(Data records for software interfaces)

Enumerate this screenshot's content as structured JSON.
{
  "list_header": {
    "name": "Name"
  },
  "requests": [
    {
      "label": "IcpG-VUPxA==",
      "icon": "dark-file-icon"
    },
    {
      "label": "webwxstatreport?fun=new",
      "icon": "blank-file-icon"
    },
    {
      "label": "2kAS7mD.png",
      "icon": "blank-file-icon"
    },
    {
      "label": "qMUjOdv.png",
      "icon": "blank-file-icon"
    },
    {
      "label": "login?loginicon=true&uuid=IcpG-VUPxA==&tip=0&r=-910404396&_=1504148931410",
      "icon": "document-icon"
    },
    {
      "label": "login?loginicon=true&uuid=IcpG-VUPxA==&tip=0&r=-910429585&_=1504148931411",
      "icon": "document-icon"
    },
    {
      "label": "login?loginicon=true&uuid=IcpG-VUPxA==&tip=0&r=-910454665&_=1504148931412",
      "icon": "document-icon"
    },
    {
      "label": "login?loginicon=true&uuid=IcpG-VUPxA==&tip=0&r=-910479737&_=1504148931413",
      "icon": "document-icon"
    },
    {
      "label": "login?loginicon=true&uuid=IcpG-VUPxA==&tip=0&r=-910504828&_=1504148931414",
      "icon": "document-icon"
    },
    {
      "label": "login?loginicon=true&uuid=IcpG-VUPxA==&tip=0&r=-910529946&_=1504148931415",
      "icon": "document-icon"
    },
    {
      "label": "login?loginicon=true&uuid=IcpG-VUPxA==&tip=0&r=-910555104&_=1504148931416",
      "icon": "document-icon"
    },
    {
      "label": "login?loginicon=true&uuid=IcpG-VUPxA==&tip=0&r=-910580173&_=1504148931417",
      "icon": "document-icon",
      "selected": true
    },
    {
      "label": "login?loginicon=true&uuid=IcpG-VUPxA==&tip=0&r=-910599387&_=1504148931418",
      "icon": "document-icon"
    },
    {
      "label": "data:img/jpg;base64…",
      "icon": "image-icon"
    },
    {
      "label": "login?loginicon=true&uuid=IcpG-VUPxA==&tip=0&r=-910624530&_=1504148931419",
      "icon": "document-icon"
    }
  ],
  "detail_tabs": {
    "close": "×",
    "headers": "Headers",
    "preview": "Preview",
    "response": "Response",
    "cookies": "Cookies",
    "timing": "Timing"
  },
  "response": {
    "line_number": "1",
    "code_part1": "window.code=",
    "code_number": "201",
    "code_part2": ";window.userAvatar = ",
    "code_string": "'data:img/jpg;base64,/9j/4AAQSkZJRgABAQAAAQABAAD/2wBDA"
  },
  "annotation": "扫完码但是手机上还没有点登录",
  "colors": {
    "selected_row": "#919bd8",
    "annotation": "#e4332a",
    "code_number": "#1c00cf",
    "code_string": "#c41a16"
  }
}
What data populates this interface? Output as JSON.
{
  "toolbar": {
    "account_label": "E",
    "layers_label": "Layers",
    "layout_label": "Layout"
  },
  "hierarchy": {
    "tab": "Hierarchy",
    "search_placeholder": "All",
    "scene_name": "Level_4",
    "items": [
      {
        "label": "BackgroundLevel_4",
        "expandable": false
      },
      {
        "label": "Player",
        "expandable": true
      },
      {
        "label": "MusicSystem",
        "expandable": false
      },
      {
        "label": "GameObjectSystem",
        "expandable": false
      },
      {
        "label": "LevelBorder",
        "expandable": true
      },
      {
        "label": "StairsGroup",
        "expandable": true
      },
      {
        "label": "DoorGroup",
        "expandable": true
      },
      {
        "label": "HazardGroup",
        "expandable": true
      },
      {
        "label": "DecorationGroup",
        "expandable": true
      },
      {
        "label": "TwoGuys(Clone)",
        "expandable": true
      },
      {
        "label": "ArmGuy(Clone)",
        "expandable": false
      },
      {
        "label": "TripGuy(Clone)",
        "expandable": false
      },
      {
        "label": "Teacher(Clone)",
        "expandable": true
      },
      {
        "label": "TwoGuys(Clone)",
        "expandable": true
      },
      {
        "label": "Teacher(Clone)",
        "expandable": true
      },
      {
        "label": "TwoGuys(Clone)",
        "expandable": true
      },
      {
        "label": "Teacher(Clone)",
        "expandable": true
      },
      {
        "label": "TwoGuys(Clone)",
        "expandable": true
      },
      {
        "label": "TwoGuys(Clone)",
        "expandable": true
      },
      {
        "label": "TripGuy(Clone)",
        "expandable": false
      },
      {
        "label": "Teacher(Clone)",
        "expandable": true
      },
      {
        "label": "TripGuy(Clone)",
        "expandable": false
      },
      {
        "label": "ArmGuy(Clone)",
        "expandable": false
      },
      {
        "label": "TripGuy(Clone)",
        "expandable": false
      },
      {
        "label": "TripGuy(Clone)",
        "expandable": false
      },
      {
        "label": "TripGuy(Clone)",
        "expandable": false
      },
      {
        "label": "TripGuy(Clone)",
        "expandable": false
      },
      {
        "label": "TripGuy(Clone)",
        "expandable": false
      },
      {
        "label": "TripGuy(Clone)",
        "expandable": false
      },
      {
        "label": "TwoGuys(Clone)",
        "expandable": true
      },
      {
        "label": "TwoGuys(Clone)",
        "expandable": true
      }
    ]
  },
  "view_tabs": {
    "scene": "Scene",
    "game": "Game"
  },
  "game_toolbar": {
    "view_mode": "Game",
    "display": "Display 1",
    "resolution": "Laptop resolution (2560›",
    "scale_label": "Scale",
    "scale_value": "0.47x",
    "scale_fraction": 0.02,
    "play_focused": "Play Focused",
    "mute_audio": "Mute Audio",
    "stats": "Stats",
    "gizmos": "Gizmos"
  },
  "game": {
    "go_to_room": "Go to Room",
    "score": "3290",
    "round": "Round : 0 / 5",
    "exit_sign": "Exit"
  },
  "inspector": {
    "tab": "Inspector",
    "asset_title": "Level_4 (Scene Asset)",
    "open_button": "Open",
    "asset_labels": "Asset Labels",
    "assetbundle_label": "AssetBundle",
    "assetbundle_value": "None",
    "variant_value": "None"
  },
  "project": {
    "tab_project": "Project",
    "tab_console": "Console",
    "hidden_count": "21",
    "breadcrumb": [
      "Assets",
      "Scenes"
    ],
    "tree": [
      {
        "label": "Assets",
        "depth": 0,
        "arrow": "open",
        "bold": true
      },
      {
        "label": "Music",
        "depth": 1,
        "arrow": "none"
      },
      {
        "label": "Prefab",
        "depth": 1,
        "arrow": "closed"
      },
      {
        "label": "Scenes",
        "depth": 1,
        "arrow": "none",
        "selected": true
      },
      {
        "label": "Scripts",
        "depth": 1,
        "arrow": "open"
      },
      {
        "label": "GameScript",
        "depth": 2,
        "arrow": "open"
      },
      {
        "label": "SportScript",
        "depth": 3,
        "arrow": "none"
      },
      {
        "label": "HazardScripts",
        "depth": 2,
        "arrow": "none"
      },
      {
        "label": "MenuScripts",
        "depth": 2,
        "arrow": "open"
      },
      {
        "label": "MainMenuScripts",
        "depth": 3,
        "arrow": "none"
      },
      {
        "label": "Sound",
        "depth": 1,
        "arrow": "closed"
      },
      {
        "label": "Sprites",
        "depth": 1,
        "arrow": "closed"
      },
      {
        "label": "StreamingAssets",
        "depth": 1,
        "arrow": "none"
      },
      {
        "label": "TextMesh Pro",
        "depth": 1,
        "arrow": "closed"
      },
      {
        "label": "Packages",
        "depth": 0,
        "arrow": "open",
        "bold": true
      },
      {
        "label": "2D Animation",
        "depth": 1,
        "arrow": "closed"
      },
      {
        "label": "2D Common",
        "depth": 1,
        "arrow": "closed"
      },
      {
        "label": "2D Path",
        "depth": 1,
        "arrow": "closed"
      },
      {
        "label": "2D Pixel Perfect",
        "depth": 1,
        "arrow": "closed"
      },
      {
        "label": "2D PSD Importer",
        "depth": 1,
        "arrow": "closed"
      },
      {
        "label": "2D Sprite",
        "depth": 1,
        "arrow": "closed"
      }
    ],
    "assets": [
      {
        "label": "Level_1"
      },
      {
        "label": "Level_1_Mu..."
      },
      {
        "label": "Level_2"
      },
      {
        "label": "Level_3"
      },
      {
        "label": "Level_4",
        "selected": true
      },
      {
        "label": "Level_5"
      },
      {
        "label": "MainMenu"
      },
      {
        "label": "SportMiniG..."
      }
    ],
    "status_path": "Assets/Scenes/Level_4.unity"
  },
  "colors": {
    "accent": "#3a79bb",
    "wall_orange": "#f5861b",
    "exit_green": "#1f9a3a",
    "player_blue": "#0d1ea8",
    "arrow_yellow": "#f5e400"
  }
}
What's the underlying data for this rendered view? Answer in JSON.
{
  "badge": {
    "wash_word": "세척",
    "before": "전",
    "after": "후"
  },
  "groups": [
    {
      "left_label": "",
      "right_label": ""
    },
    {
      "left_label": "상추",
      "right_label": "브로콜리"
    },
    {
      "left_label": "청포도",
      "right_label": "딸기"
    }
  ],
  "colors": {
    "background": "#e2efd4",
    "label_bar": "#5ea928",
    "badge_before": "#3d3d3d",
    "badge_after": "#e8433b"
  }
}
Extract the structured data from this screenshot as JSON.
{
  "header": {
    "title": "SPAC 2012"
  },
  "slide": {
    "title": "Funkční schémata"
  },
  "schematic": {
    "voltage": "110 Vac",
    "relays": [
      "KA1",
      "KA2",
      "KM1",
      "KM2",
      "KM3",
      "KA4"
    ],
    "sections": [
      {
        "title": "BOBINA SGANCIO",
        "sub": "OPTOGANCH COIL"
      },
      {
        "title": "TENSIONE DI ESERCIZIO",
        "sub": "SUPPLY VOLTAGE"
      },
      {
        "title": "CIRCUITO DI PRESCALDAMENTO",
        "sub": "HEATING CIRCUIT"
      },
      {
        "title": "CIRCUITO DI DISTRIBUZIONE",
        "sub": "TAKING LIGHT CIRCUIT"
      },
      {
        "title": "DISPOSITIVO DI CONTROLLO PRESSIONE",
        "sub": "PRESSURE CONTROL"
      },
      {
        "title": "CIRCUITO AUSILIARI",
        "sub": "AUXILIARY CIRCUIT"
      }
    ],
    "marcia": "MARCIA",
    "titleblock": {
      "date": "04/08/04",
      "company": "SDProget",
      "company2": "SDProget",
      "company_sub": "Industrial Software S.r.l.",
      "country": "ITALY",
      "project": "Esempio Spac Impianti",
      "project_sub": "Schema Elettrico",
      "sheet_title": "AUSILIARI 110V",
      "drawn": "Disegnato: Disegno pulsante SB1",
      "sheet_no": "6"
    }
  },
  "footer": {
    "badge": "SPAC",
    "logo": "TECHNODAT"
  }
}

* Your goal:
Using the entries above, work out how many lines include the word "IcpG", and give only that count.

* Solution for this task:
11